-

DVDs In Brief: August 22, 2012 

-

DVD round-up

The first season of Revenge (ABC), now available on DVD, turned into an unhealthy addiction for its pulpy mix of primetime soap opera and Profit-like dark machinations. Emily VanCamp stars as the revenge-seeker in question, the daughter of a man wrongly accused of involvement in a plane-bombing and later murdered in prison. Under a false name, VanCamp moves into the Hamptons beach house next to the Graysons, the family of bluebloods she holds responsible for framing her father. Madeleine Stowe’s performance as the diabolical Grayson matriarch is the main draw, though the show loses some of its momentum as VanCamp gets more involved in Grayson family drama and less active in taking people out… 

Although A Separation (Sony) won 2011’s Best Foreign Language Film Academy Award, it’s still been a long wait for it to hit DVD/Blu-ray in America. But now home viewers can finally catch up on Asghar Farhadi’s rich Iranian drama, which explores gender, class, and religious tensions in his homeland via a conflict between a beleaguered, temperamental man and the housekeeper taking care of his Alzheimer’s-stricken father.

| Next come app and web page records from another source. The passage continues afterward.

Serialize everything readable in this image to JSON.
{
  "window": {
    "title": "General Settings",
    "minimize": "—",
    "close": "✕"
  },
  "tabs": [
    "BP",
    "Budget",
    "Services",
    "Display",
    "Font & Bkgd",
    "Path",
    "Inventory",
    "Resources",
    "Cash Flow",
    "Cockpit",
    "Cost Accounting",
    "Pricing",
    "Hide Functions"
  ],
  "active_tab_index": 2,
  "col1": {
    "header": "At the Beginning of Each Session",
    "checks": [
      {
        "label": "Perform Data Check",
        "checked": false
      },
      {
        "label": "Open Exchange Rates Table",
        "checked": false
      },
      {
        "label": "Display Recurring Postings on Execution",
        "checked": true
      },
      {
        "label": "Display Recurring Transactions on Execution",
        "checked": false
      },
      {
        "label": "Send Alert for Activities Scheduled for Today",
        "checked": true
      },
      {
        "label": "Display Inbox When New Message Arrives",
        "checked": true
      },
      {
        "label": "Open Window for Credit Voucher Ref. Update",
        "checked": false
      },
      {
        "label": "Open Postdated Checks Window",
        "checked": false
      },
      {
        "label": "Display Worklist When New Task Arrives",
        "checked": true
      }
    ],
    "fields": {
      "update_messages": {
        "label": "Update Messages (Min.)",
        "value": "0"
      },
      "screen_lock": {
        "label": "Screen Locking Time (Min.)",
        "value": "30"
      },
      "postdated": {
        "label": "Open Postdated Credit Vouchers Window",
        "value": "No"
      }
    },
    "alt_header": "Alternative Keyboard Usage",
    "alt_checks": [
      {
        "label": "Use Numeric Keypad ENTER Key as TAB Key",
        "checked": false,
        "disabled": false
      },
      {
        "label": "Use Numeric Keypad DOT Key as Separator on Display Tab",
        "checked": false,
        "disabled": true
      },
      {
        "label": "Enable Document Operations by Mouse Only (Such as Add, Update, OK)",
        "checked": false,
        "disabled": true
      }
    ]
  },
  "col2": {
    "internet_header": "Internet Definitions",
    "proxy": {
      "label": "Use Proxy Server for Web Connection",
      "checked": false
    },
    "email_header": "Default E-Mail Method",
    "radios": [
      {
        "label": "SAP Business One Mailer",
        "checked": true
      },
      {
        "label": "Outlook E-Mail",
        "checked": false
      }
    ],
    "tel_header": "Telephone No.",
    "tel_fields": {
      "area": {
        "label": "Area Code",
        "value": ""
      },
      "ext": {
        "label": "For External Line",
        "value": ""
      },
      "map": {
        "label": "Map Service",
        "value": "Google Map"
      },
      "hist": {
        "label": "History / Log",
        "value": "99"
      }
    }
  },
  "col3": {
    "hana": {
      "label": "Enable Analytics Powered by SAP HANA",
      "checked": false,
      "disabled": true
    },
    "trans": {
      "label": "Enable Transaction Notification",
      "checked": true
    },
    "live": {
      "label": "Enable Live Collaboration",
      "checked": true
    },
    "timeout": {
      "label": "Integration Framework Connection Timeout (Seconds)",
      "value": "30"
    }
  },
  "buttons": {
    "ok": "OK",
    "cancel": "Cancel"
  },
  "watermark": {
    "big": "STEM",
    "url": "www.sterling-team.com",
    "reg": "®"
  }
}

It’s a socially complicated film, but a powerful, emotionally direct one…

Richard Linklater’s wonderful docu-dramedy Bernie (Millennium) is a heartwarming tale of murder centering on the too-strange-for-fiction case of a gay mortician/sweet-natured renaissance man (Jack Black, in the performance of a lifetime) so beloved in his small Texas town that nobody wants to punish him for the murder of a hateful old biddy (a sour-faced Shirley MacLaine) only he is able to tolerate, even after he confesses to her murder. MacLaine is a malevolent force of nature as a hideous shrew pretty much everyone concedes is better off dead, while Matthew McConaughey contributes a juicy supporting turn as a pragmatic prosecuting attorney with the unenviable task of trying the most popular man in town for a crime most folks view in an unmistakably positive light… 

Sacha Baron Cohen embarked on one of his patented stunt-filled publicity tours in support of The Dictator (Paramount) and Admiral General Aladeen, his latest creation, an iron-fisted North African monarch who’s like a comedic amalgam of Gaddafi, Ahmadinejad, and the Saudi royals. But the tour did The Dictator a disservice by making it seem like another Borat or Brüno, placing a made-up wacky character in a real-world context. In fact, the film owes more to the inspired anarchy of the Marx Brothers, specifically Duck Soup: It’s full of barbed political humor and random bits of silly spoofery… 

It’s unreasonable to expect a Disney nature documentary to avoid any cute anthropomorphized animal footage, but the better ones, like Earth and Oceans, at least try to strike a balance between wild-animals-are-just-like-us sequences with some helpful information about the environment. That never happens in Chimpanzee (Disney), which has the gall to frame the development of a baby chimp named Oscar as a real-life Lion King, complete with an evil rival clan headed by a thug named “Scar.”